**TASK BRIEF**
Each line of the listing, apart from the pictures, is to be printed exactly.

**DATASET**
....................
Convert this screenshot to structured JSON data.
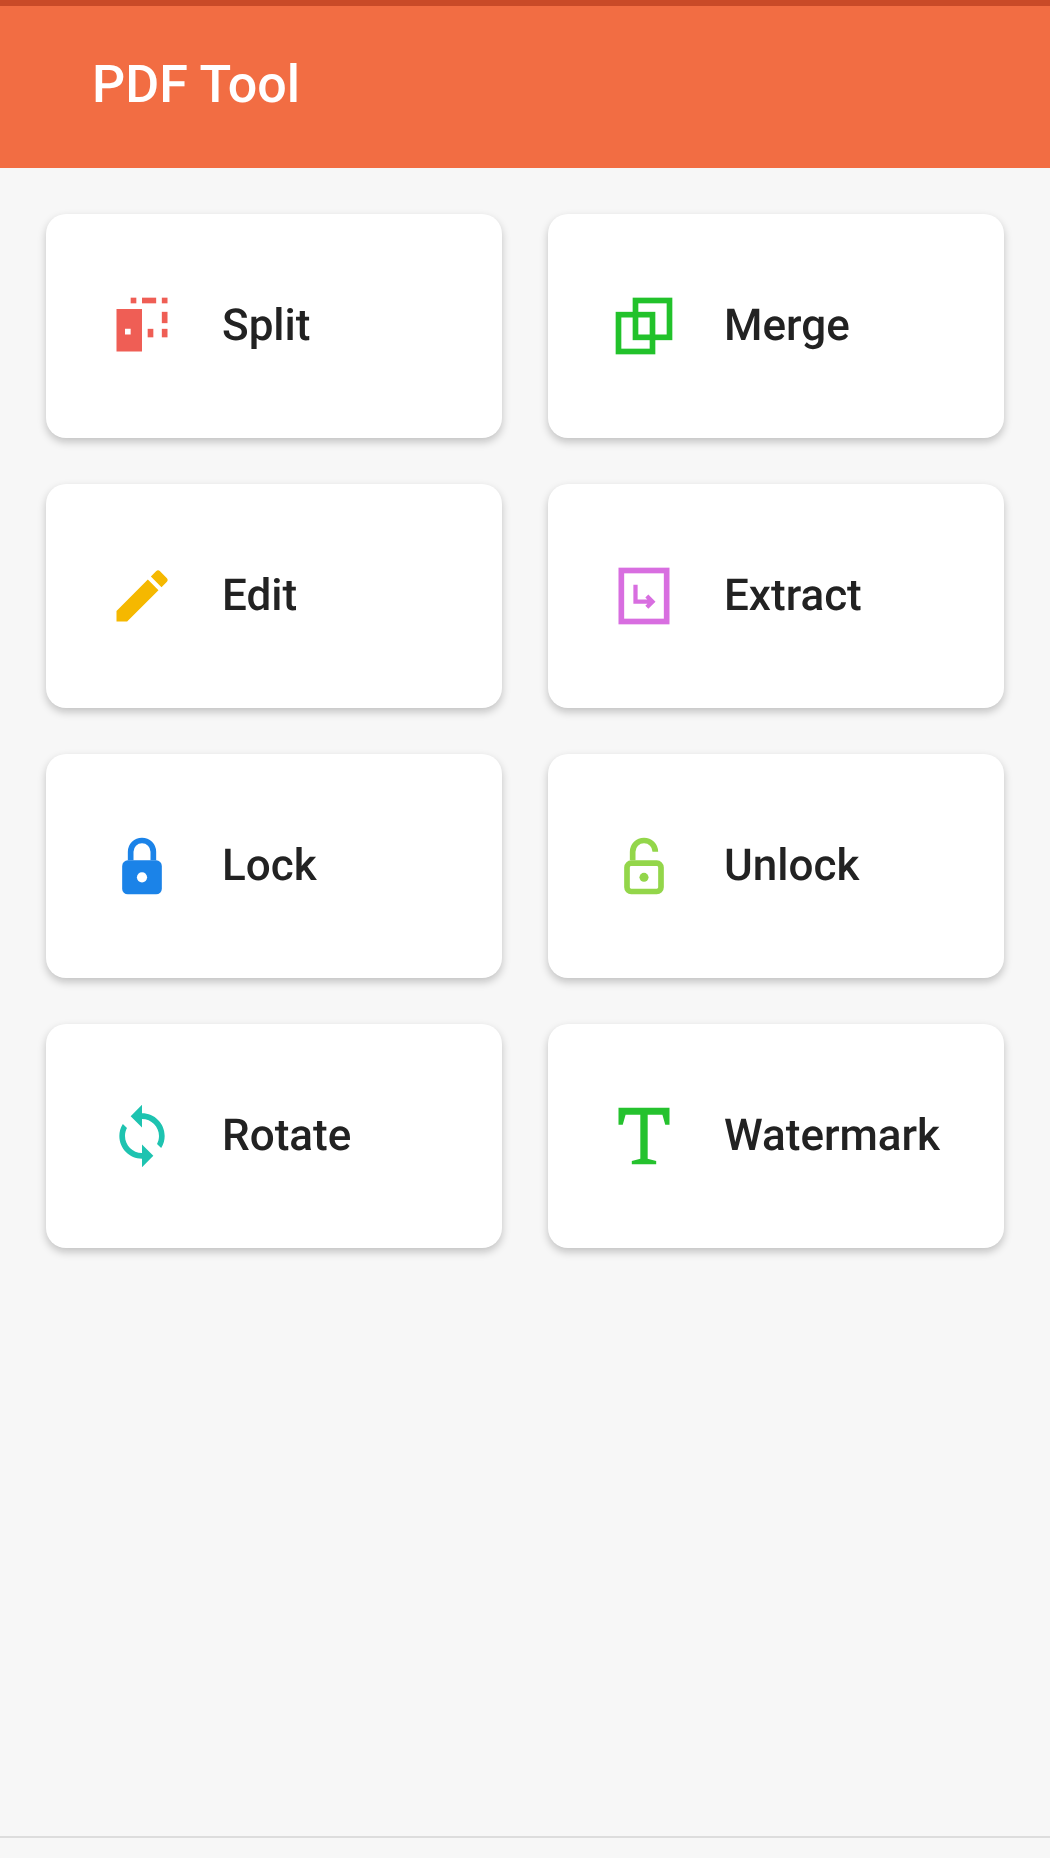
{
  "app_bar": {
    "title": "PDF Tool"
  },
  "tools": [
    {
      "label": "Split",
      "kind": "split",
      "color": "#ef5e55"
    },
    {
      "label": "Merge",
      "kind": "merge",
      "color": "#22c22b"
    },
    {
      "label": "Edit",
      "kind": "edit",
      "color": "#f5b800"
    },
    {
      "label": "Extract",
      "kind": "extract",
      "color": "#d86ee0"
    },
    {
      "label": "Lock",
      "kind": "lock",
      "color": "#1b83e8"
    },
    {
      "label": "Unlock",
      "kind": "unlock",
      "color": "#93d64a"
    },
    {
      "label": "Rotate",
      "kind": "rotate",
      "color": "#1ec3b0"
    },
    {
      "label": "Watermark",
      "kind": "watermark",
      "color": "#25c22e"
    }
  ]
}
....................
**TASK RESULT**
Convert this screenshot to structured JSON data.
{
  "app_bar": {
    "title": "PDF Tool"
  },
  "tools": [
    {
      "label": "Split",
      "kind": "split",
      "color": "#ef5e55"
    },
    {
      "label": "Merge",
      "kind": "merge",
      "color": "#22c22b"
    },
    {
      "label": "Edit",
      "kind": "edit",
      "color": "#f5b800"
    },
    {
      "label": "Extract",
      "kind": "extract",
      "color": "#d86ee0"
    },
    {
      "label": "Lock",
      "kind": "lock",
      "color": "#1b83e8"
    },
    {
      "label": "Unlock",
      "kind": "unlock",
      "color": "#93d64a"
    },
    {
      "label": "Rotate",
      "kind": "rotate",
      "color": "#1ec3b0"
    },
    {
      "label": "Watermark",
      "kind": "watermark",
      "color": "#25c22e"
    }
  ]
}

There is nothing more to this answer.